If the user chooses to input activation and/or deactivation times for each AC socket 170 and 180, then the user must enter some selected information. The user can set the activation time (740) for the first AC socket 170 by entering the hours (745) and the minutes (750). Next, the user can set the deactivation time (755) of the first AC socket, also by entering the hours (760) and the minutes (765). Finally, the user can set the activation time (770) and deactivation time (775) of the second AC socket 180 in a similar fashion. The user can choose to keep the default settings for activation but only set the deactivation time, in which case the user would not enter an activation time. Similarly, the user also has the option of keeping the default settings for the deactivation time but only set the activation time. In either case, the processor would operate in mixed mode (645). It can be recognized to a person skilled in the art that any or all selected information can be preprogrammed by the manufacturer without requiring the user to input any programming information.
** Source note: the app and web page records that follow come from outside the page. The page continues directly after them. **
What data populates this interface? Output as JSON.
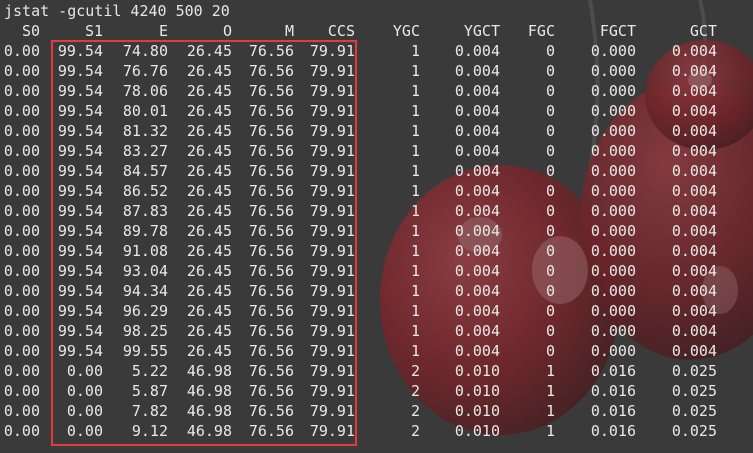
{
  "command": "jstat -gcutil 4240 500 20",
  "colors": {
    "terminal_background": "#3c3c3c",
    "text": "#e6e6e6",
    "highlight_border": "#e23b3b",
    "cherry_red": "#b3161f"
  },
  "table": {
    "headers": [
      "S0",
      "S1",
      "E",
      "O",
      "M",
      "CCS",
      "YGC",
      "YGCT",
      "FGC",
      "FGCT",
      "GCT"
    ],
    "rows": [
      [
        "0.00",
        "99.54",
        "74.80",
        "26.45",
        "76.56",
        "79.91",
        "1",
        "0.004",
        "0",
        "0.000",
        "0.004"
      ],
      [
        "0.00",
        "99.54",
        "76.76",
        "26.45",
        "76.56",
        "79.91",
        "1",
        "0.004",
        "0",
        "0.000",
        "0.004"
      ],
      [
        "0.00",
        "99.54",
        "78.06",
        "26.45",
        "76.56",
        "79.91",
        "1",
        "0.004",
        "0",
        "0.000",
        "0.004"
      ],
      [
        "0.00",
        "99.54",
        "80.01",
        "26.45",
        "76.56",
        "79.91",
        "1",
        "0.004",
        "0",
        "0.000",
        "0.004"
      ],
      [
        "0.00",
        "99.54",
        "81.32",
        "26.45",
        "76.56",
        "79.91",
        "1",
        "0.004",
        "0",
        "0.000",
        "0.004"
      ],
      [
        "0.00",
        "99.54",
        "83.27",
        "26.45",
        "76.56",
        "79.91",
        "1",
        "0.004",
        "0",
        "0.000",
        "0.004"
      ],
      [
        "0.00",
        "99.54",
        "84.57",
        "26.45",
        "76.56",
        "79.91",
        "1",
        "0.004",
        "0",
        "0.000",
        "0.004"
      ],
      [
        "0.00",
        "99.54",
        "86.52",
        "26.45",
        "76.56",
        "79.91",
        "1",
        "0.004",
        "0",
        "0.000",
        "0.004"
      ],
      [
        "0.00",
        "99.54",
        "87.83",
        "26.45",
        "76.56",
        "79.91",
        "1",
        "0.004",
        "0",
        "0.000",
        "0.004"
      ],
      [
        "0.00",
        "99.54",
        "89.78",
        "26.45",
        "76.56",
        "79.91",
        "1",
        "0.004",
        "0",
        "0.000",
        "0.004"
      ],
      [
        "0.00",
        "99.54",
        "91.08",
        "26.45",
        "76.56",
        "79.91",
        "1",
        "0.004",
        "0",
        "0.000",
        "0.004"
      ],
      [
        "0.00",
        "99.54",
        "93.04",
        "26.45",
        "76.56",
        "79.91",
        "1",
        "0.004",
        "0",
        "0.000",
        "0.004"
      ],
      [
        "0.00",
        "99.54",
        "94.34",
        "26.45",
        "76.56",
        "79.91",
        "1",
        "0.004",
        "0",
        "0.000",
        "0.004"
      ],
      [
        "0.00",
        "99.54",
        "96.29",
        "26.45",
        "76.56",
        "79.91",
        "1",
        "0.004",
        "0",
        "0.000",
        "0.004"
      ],
      [
        "0.00",
        "99.54",
        "98.25",
        "26.45",
        "76.56",
        "79.91",
        "1",
        "0.004",
        "0",
        "0.000",
        "0.004"
      ],
      [
        "0.00",
        "99.54",
        "99.55",
        "26.45",
        "76.56",
        "79.91",
        "1",
        "0.004",
        "0",
        "0.000",
        "0.004"
      ],
      [
        "0.00",
        "0.00",
        "5.22",
        "46.98",
        "76.56",
        "79.91",
        "2",
        "0.010",
        "1",
        "0.016",
        "0.025"
      ],
      [
        "0.00",
        "0.00",
        "5.87",
        "46.98",
        "76.56",
        "79.91",
        "2",
        "0.010",
        "1",
        "0.016",
        "0.025"
      ],
      [
        "0.00",
        "0.00",
        "7.82",
        "46.98",
        "76.56",
        "79.91",
        "2",
        "0.010",
        "1",
        "0.016",
        "0.025"
      ],
      [
        "0.00",
        "0.00",
        "9.12",
        "46.98",
        "76.56",
        "79.91",
        "2",
        "0.010",
        "1",
        "0.016",
        "0.025"
      ]
    ]
  }
}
While certain exemplary embodiments have been described and shown in the accompanying drawings, it is to be understood that such embodiments are merely illustrative of and not restrictive on the broad invention, and that this invention not be limited to the specific constructions and arrangements shown and described, since various other changes, combinations, omissions, modifications and substitutions, in addition to those set forth in the above paragraphs, are possible. Those skilled in the art will appreciate that various adaptations and modifications of the just described preferred embodiment can be configured without departing from the scope and spirit of the invention. Therefore, it is to be understood that, within the scope of the appended claims, the invention may be practiced other than as specifically described herein.

Referenced by
Citing PatentFiling datePublication dateApplicantTitle
US8165307 *Dec 15, 2007Apr 24, 2012Hong Fu Jin Precision Industry (Shenzhen) Co., Ltd.Audio electronic device
US8242631 *Feb 16, 2010Aug 14, 2012King Joseph WProgrammable electronic timer
US20110198943 *Feb 16, 2010Aug 18, 2011King Joseph WProgrammable electronic timer
US20120078385 *Jun 14, 2011Mar 29, 2012Prodigit Electronics Co., Ltd.Smart electronic connecting device
Classifications
U.S. Classification368/15
International ClassificationG04B19/26
Cooperative ClassificationG04G15/006
European ClassificationG04G15/00C